Nowadays the people of the Moselle Valley are grateful that their Roman conquerors 2000 years ago brought with them grapes and the knowledge of how to cultivate them. The hub of this wine-growing region is Trier, one of Germany’s oldest cities
In Imperial Roman times, Trier was the largest city north of the Alps. The Porta Nigra, an imposing gate of darkened sandstone and an emblem of the city, testifies to that. One exhibit in Trier’s Rhenish State Museum is the tombstone of a Roman wine merchant that bears a relief of a Roman ship carrying wine barrels on the river, a clear sign of how popular Moselle wine was even back then.

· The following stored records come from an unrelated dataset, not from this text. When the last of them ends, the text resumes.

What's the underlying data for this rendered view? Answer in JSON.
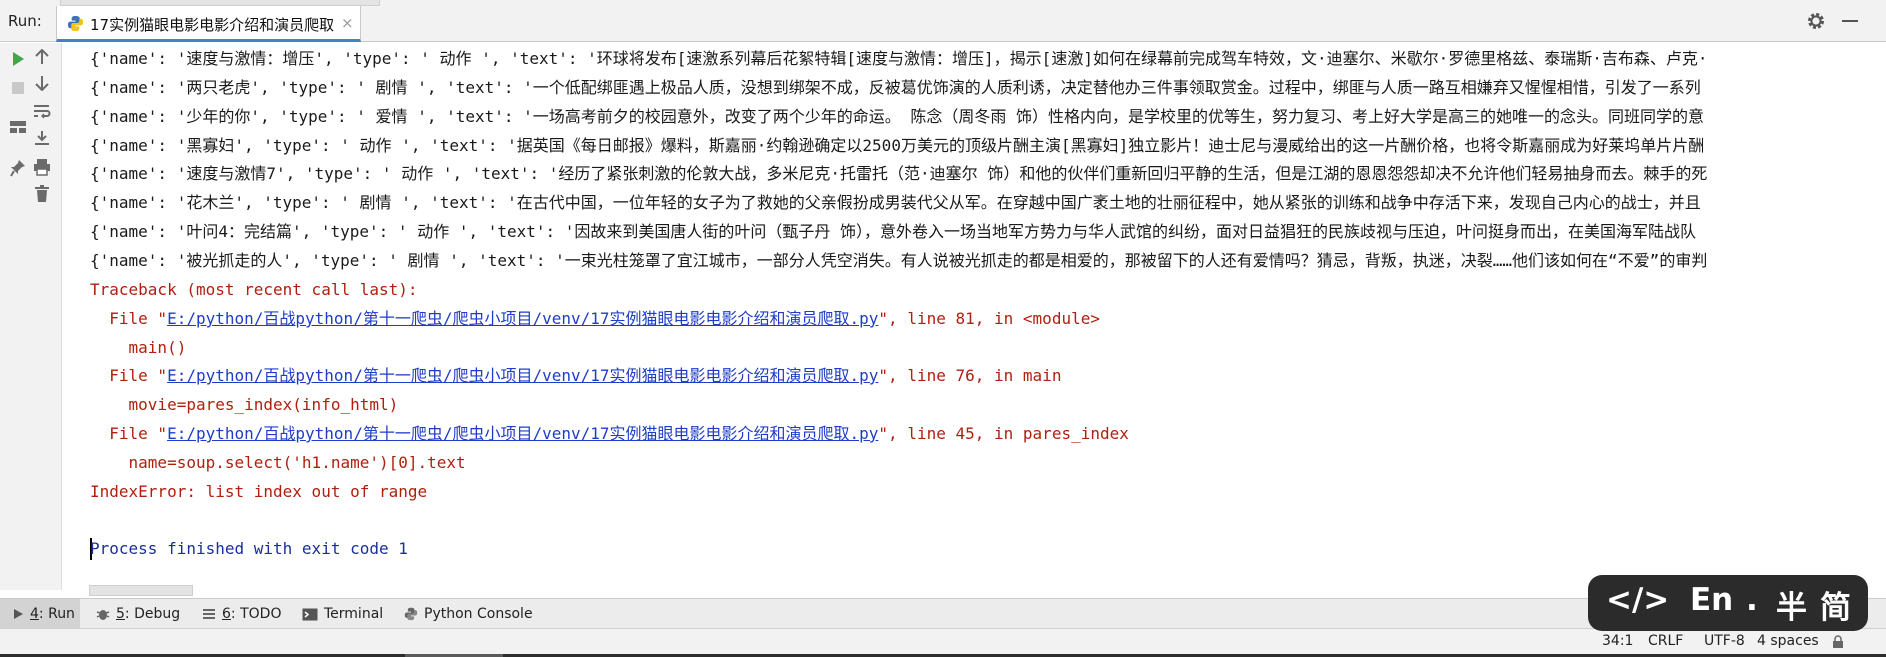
{
  "run_window": {
    "label": "Run:",
    "tab_title": "17实例猫眼电影电影介绍和演员爬取",
    "tab_close": "×",
    "icons": [
      "python-file-icon",
      "gear-icon",
      "minimize-icon"
    ]
  },
  "toolbar": {
    "buttons": [
      "rerun-icon",
      "stop-icon",
      "layout-icon",
      "pin-icon",
      "up-arrow-icon",
      "down-arrow-icon",
      "soft-wrap-icon",
      "scroll-to-end-icon",
      "print-icon",
      "trash-icon"
    ]
  },
  "console": {
    "output_lines": [
      "{'name': '速度与激情：增压', 'type': ' 动作 ', 'text': '环球将发布[速激系列幕后花絮特辑[速度与激情：增压]，揭示[速激]如何在绿幕前完成驾车特效，文·迪塞尔、米歇尔·罗德里格兹、泰瑞斯·吉布森、卢克·",
      "{'name': '两只老虎', 'type': ' 剧情 ', 'text': '一个低配绑匪遇上极品人质，没想到绑架不成，反被葛优饰演的人质利诱，决定替他办三件事领取赏金。过程中，绑匪与人质一路互相嫌弃又惺惺相惜，引发了一系列",
      "{'name': '少年的你', 'type': ' 爱情 ', 'text': '一场高考前夕的校园意外，改变了两个少年的命运。 陈念（周冬雨 饰）性格内向，是学校里的优等生，努力复习、考上好大学是高三的她唯一的念头。同班同学的意",
      "{'name': '黑寡妇', 'type': ' 动作 ', 'text': '据英国《每日邮报》爆料，斯嘉丽·约翰逊确定以2500万美元的顶级片酬主演[黑寡妇]独立影片！迪士尼与漫威给出的这一片酬价格，也将令斯嘉丽成为好莱坞单片片酬",
      "{'name': '速度与激情7', 'type': ' 动作 ', 'text': '经历了紧张刺激的伦敦大战，多米尼克·托雷托（范·迪塞尔 饰）和他的伙伴们重新回归平静的生活，但是江湖的恩恩怨怨却决不允许他们轻易抽身而去。棘手的死",
      "{'name': '花木兰', 'type': ' 剧情 ', 'text': '在古代中国，一位年轻的女子为了救她的父亲假扮成男装代父从军。在穿越中国广袤土地的壮丽征程中，她从紧张的训练和战争中存活下来，发现自己内心的战士，并且",
      "{'name': '叶问4：完结篇', 'type': ' 动作 ', 'text': '因故来到美国唐人街的叶问（甄子丹 饰），意外卷入一场当地军方势力与华人武馆的纠纷，面对日益猖狂的民族歧视与压迫，叶问挺身而出，在美国海军陆战队",
      "{'name': '被光抓走的人', 'type': ' 剧情 ', 'text': '一束光柱笼罩了宜江城市，一部分人凭空消失。有人说被光抓走的都是相爱的，那被留下的人还有爱情吗？猜忌，背叛，执迷，决裂……他们该如何在“不爱”的审判"
    ],
    "traceback_header": "Traceback (most recent call last):",
    "frames": [
      {
        "prefix": "  File \"",
        "path": "E:/python/百战python/第十一爬虫/爬虫小项目/venv/17实例猫眼电影电影介绍和演员爬取.py",
        "suffix": "\", line 81, in <module>",
        "code": "    main()"
      },
      {
        "prefix": "  File \"",
        "path": "E:/python/百战python/第十一爬虫/爬虫小项目/venv/17实例猫眼电影电影介绍和演员爬取.py",
        "suffix": "\", line 76, in main",
        "code": "    movie=pares_index(info_html)"
      },
      {
        "prefix": "  File \"",
        "path": "E:/python/百战python/第十一爬虫/爬虫小项目/venv/17实例猫眼电影电影介绍和演员爬取.py",
        "suffix": "\", line 45, in pares_index",
        "code": "    name=soup.select('h1.name')[0].text"
      }
    ],
    "error": "IndexError: list index out of range",
    "exit_message": "Process finished with exit code 1"
  },
  "tool_tabs": [
    {
      "key": "4",
      "label": ": Run",
      "icon": "run-icon"
    },
    {
      "key": "5",
      "label": ": Debug",
      "icon": "bug-icon"
    },
    {
      "key": "6",
      "label": ": TODO",
      "icon": "list-icon"
    },
    {
      "key": "",
      "label": "Terminal",
      "icon": "terminal-icon"
    },
    {
      "key": "",
      "label": "Python Console",
      "icon": "python-console-icon"
    }
  ],
  "status_bar": {
    "position": "34:1",
    "line_sep": "CRLF",
    "encoding": "UTF-8",
    "indent": "4 spaces"
  },
  "ime_overlay": {
    "code_symbol": "</>",
    "lang": "En",
    "dot": ".",
    "width_mode": "半",
    "script": "简"
  },
  "colors": {
    "accent": "#4083c9",
    "error": "#b0200e",
    "link": "#1e3cc8",
    "exit": "#1a2f9c",
    "run_green": "#3fa84a"
  }
}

Now the Riesling grapes in the vineyards on the steep slopes above the river produce top quality wines. Before the term "terroir” became fashionable, wine growers here knew how valuable climate, location and the slate soil were to the quality of their wines. The soil's mineral components vary from vineyard to vineyard, so the Moselle wine tastes slightly different in every wine-growing village in the region. Boat tours through the romantic Moselle Valley, including one on a replica of an ancient Roman craft, also offer wine tastings.